Directions for this task:
From the line containing "Extract the structured" onward, retype each line of the entries below exactly, last line included.

Data for review:
○ ○ ○ ○ ○
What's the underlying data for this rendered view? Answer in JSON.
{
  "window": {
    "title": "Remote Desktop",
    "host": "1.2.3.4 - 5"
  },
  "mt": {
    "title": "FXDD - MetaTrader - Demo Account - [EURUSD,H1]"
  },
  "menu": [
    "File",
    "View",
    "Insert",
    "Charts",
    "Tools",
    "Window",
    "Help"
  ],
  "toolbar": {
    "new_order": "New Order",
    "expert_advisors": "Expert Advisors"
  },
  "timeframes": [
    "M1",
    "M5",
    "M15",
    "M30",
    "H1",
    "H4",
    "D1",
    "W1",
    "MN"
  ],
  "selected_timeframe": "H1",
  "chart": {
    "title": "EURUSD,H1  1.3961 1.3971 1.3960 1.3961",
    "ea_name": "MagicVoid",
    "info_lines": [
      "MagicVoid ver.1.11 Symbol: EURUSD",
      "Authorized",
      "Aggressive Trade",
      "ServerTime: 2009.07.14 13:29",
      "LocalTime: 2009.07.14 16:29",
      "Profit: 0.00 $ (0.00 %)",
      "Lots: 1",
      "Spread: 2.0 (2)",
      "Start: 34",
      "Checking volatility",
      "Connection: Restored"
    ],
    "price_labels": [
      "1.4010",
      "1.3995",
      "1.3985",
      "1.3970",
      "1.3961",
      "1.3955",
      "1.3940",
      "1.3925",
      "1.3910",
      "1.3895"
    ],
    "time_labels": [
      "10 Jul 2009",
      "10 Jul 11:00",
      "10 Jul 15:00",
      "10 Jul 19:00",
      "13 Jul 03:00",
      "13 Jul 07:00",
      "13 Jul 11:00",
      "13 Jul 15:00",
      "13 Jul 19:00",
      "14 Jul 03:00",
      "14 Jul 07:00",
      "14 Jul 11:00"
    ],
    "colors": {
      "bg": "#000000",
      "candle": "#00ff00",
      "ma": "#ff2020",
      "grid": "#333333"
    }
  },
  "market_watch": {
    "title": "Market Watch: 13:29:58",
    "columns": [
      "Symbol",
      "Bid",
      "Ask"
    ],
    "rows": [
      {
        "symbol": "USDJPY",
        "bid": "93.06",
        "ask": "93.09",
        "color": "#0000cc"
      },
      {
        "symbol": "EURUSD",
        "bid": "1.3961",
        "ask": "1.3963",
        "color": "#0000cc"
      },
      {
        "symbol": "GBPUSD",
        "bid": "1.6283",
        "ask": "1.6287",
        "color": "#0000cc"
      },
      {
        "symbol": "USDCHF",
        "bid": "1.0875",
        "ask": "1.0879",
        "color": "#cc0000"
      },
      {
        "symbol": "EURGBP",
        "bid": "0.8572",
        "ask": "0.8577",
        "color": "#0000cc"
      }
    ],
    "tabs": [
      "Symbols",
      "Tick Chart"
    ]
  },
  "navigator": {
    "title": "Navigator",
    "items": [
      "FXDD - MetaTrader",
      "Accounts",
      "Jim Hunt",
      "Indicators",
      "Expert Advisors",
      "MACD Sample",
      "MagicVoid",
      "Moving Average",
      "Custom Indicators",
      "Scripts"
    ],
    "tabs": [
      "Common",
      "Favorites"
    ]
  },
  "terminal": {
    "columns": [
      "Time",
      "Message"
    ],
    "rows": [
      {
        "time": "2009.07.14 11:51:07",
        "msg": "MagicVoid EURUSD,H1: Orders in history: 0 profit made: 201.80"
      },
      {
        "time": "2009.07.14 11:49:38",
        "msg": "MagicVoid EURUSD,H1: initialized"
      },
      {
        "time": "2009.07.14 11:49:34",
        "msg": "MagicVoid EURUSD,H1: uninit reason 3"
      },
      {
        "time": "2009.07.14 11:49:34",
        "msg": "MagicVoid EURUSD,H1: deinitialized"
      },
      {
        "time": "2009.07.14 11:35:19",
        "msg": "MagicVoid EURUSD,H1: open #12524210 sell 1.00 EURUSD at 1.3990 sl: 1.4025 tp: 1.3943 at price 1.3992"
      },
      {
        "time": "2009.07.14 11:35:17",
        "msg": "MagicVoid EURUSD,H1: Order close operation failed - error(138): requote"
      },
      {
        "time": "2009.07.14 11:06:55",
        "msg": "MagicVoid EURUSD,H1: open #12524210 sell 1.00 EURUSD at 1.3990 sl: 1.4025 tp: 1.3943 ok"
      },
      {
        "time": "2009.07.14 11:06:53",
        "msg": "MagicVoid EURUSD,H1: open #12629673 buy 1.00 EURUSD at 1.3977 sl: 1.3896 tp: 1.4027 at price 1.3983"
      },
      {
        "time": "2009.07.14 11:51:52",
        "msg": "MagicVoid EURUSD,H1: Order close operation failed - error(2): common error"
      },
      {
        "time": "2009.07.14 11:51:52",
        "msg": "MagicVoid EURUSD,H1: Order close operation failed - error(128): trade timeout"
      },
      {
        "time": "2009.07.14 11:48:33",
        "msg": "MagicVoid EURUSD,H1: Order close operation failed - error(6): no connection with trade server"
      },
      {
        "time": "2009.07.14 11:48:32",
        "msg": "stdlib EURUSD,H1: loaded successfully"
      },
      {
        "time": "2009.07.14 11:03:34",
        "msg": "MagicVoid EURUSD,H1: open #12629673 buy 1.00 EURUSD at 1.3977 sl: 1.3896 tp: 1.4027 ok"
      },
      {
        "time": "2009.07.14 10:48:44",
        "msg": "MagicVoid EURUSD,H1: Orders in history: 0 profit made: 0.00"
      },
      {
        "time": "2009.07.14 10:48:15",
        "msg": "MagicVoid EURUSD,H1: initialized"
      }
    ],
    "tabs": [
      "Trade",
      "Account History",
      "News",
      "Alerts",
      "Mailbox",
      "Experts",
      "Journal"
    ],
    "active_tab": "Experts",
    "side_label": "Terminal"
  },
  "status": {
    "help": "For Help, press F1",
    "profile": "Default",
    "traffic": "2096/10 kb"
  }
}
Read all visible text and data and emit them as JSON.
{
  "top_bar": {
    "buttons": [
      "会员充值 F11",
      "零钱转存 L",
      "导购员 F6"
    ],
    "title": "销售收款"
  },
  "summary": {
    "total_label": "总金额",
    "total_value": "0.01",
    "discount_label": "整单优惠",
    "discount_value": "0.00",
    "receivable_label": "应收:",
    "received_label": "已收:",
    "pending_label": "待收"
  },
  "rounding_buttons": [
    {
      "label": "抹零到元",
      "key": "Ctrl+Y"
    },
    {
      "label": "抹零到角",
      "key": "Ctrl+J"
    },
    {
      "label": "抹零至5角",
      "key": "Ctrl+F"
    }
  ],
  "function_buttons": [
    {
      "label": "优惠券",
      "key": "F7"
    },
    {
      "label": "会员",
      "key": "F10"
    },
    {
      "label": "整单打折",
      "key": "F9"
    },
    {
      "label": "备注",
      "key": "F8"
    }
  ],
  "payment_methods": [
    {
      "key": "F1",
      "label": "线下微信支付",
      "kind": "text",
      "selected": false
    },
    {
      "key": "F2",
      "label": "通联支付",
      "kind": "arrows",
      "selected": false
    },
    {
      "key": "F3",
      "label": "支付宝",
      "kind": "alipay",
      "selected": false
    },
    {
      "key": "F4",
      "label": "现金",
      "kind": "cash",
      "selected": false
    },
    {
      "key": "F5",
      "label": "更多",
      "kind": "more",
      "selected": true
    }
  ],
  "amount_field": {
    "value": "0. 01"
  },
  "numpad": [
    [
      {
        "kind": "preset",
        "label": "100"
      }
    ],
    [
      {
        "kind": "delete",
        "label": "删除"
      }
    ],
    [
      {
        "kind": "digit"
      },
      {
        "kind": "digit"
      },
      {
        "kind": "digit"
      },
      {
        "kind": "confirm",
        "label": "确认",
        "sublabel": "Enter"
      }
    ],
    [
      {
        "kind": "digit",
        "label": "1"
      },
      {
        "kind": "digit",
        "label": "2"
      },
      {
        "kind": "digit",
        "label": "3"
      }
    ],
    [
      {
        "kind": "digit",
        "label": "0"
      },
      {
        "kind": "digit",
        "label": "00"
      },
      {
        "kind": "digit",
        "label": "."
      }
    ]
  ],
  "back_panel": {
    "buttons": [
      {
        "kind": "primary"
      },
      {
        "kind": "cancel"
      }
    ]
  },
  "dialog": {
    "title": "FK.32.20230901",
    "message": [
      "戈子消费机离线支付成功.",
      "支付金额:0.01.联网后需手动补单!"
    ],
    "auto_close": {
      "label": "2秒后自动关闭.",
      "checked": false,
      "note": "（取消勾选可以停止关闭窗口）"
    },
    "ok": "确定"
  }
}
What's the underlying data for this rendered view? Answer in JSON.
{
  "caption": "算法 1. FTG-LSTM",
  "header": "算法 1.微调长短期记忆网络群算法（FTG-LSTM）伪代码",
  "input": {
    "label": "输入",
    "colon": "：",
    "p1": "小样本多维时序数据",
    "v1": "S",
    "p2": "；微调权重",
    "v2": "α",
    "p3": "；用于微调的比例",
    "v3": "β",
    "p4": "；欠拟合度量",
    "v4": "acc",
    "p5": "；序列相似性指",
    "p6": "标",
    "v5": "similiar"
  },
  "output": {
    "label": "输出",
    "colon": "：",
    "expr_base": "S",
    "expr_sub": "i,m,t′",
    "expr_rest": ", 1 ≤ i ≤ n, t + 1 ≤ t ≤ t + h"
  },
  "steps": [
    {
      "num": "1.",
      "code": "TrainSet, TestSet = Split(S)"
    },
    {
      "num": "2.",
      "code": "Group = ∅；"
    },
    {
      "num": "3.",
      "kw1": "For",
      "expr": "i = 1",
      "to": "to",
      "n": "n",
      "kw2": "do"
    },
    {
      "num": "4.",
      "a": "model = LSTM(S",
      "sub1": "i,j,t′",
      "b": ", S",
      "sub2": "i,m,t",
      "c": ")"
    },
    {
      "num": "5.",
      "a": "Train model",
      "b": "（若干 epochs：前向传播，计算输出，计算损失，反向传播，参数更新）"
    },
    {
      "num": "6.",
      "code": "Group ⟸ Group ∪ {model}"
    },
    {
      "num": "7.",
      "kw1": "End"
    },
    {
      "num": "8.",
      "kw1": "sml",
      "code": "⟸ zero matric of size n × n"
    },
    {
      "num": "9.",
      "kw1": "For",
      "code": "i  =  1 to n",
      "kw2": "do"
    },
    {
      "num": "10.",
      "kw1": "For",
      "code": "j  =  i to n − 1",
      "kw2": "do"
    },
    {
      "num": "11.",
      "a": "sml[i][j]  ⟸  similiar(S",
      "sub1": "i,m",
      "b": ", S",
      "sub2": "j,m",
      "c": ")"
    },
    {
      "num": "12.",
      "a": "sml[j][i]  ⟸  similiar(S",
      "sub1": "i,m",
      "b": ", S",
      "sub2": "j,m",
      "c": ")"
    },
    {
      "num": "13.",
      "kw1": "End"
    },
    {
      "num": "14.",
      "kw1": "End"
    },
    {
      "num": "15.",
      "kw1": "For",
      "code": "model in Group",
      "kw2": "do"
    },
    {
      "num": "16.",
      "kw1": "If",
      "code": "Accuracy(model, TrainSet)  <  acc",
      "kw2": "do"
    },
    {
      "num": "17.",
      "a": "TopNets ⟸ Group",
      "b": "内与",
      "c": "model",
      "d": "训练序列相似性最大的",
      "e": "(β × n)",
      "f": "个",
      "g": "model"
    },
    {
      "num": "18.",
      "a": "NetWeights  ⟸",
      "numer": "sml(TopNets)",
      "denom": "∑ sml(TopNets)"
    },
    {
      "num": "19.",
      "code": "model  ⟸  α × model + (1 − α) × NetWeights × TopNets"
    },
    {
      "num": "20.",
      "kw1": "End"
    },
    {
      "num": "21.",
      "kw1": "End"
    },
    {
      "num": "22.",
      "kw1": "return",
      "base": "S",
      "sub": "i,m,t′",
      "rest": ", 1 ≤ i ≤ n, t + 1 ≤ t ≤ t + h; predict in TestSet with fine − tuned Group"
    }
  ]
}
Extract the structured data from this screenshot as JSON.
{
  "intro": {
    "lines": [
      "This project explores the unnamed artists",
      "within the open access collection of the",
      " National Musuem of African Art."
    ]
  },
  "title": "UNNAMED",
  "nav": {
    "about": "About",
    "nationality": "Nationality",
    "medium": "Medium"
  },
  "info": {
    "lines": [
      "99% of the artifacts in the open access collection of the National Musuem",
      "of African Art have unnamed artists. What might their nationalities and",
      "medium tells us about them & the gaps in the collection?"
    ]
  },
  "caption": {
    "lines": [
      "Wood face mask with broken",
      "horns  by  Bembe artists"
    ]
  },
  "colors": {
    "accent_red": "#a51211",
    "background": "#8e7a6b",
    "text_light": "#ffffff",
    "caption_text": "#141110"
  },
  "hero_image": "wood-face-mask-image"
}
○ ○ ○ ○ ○
Answer:
Extract the structured data from this screenshot as JSON.
{
  "intro": {
    "lines": [
      "This project explores the unnamed artists",
      "within the open access collection of the",
      " National Musuem of African Art."
    ]
  },
  "title": "UNNAMED",
  "nav": {
    "about": "About",
    "nationality": "Nationality",
    "medium": "Medium"
  },
  "info": {
    "lines": [
      "99% of the artifacts in the open access collection of the National Musuem",
      "of African Art have unnamed artists. What might their nationalities and",
      "medium tells us about them & the gaps in the collection?"
    ]
  },
  "caption": {
    "lines": [
      "Wood face mask with broken",
      "horns  by  Bembe artists"
    ]
  },
  "colors": {
    "accent_red": "#a51211",
    "background": "#8e7a6b",
    "text_light": "#ffffff",
    "caption_text": "#141110"
  },
  "hero_image": "wood-face-mask-image"
}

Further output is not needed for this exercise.